- ASSIGNMENT -
Make an exact copy of every entry, from the first line to the last.

- INPUT DATA -
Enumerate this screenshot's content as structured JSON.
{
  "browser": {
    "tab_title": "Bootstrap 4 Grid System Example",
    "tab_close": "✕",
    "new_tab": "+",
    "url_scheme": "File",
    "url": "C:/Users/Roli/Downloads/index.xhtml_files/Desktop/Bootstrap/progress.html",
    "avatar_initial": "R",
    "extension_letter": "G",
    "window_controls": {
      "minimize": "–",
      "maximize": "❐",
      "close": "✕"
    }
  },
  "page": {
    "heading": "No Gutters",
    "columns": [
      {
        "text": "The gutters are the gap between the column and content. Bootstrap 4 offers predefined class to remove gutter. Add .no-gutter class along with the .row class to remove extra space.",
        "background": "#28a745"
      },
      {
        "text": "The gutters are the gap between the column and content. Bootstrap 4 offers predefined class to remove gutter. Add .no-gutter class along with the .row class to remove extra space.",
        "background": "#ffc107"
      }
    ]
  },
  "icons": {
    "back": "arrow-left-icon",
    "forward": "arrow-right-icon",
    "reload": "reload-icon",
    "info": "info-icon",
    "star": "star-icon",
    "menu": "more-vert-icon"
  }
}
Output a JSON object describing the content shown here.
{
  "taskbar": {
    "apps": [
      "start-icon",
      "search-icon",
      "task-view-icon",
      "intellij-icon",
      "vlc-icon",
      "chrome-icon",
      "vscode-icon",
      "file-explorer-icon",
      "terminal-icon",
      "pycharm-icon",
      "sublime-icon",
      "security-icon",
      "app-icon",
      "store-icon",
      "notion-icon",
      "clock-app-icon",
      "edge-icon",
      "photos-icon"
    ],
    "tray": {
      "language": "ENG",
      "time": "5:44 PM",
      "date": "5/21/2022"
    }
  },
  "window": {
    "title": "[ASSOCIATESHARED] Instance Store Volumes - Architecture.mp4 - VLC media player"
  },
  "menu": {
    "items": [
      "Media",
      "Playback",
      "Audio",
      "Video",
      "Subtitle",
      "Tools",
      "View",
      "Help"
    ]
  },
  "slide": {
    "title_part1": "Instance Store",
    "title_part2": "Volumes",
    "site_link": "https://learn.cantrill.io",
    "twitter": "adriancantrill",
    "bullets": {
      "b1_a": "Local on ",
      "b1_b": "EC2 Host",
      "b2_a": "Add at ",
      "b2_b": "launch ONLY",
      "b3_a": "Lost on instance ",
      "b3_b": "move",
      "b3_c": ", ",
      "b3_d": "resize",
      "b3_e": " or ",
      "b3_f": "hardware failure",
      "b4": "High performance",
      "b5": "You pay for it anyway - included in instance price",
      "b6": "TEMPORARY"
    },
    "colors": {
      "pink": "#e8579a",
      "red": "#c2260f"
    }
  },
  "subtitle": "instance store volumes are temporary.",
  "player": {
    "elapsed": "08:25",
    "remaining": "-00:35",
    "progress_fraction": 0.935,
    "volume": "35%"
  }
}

- ANSWER BELOW -
Enumerate this screenshot's content as structured JSON.
{
  "browser": {
    "tab_title": "Bootstrap 4 Grid System Example",
    "tab_close": "✕",
    "new_tab": "+",
    "url_scheme": "File",
    "url": "C:/Users/Roli/Downloads/index.xhtml_files/Desktop/Bootstrap/progress.html",
    "avatar_initial": "R",
    "extension_letter": "G",
    "window_controls": {
      "minimize": "–",
      "maximize": "❐",
      "close": "✕"
    }
  },
  "page": {
    "heading": "No Gutters",
    "columns": [
      {
        "text": "The gutters are the gap between the column and content. Bootstrap 4 offers predefined class to remove gutter. Add .no-gutter class along with the .row class to remove extra space.",
        "background": "#28a745"
      },
      {
        "text": "The gutters are the gap between the column and content. Bootstrap 4 offers predefined class to remove gutter. Add .no-gutter class along with the .row class to remove extra space.",
        "background": "#ffc107"
      }
    ]
  },
  "icons": {
    "back": "arrow-left-icon",
    "forward": "arrow-right-icon",
    "reload": "reload-icon",
    "info": "info-icon",
    "star": "star-icon",
    "menu": "more-vert-icon"
  }
}
Output a JSON object describing the content shown here.
{
  "taskbar": {
    "apps": [
      "start-icon",
      "search-icon",
      "task-view-icon",
      "intellij-icon",
      "vlc-icon",
      "chrome-icon",
      "vscode-icon",
      "file-explorer-icon",
      "terminal-icon",
      "pycharm-icon",
      "sublime-icon",
      "security-icon",
      "app-icon",
      "store-icon",
      "notion-icon",
      "clock-app-icon",
      "edge-icon",
      "photos-icon"
    ],
    "tray": {
      "language": "ENG",
      "time": "5:44 PM",
      "date": "5/21/2022"
    }
  },
  "window": {
    "title": "[ASSOCIATESHARED] Instance Store Volumes - Architecture.mp4 - VLC media player"
  },
  "menu": {
    "items": [
      "Media",
      "Playback",
      "Audio",
      "Video",
      "Subtitle",
      "Tools",
      "View",
      "Help"
    ]
  },
  "slide": {
    "title_part1": "Instance Store",
    "title_part2": "Volumes",
    "site_link": "https://learn.cantrill.io",
    "twitter": "adriancantrill",
    "bullets": {
      "b1_a": "Local on ",
      "b1_b": "EC2 Host",
      "b2_a": "Add at ",
      "b2_b": "launch ONLY",
      "b3_a": "Lost on instance ",
      "b3_b": "move",
      "b3_c": ", ",
      "b3_d": "resize",
      "b3_e": " or ",
      "b3_f": "hardware failure",
      "b4": "High performance",
      "b5": "You pay for it anyway - included in instance price",
      "b6": "TEMPORARY"
    },
    "colors": {
      "pink": "#e8579a",
      "red": "#c2260f"
    }
  },
  "subtitle": "instance store volumes are temporary.",
  "player": {
    "elapsed": "08:25",
    "remaining": "-00:35",
    "progress_fraction": 0.935,
    "volume": "35%"
  }
}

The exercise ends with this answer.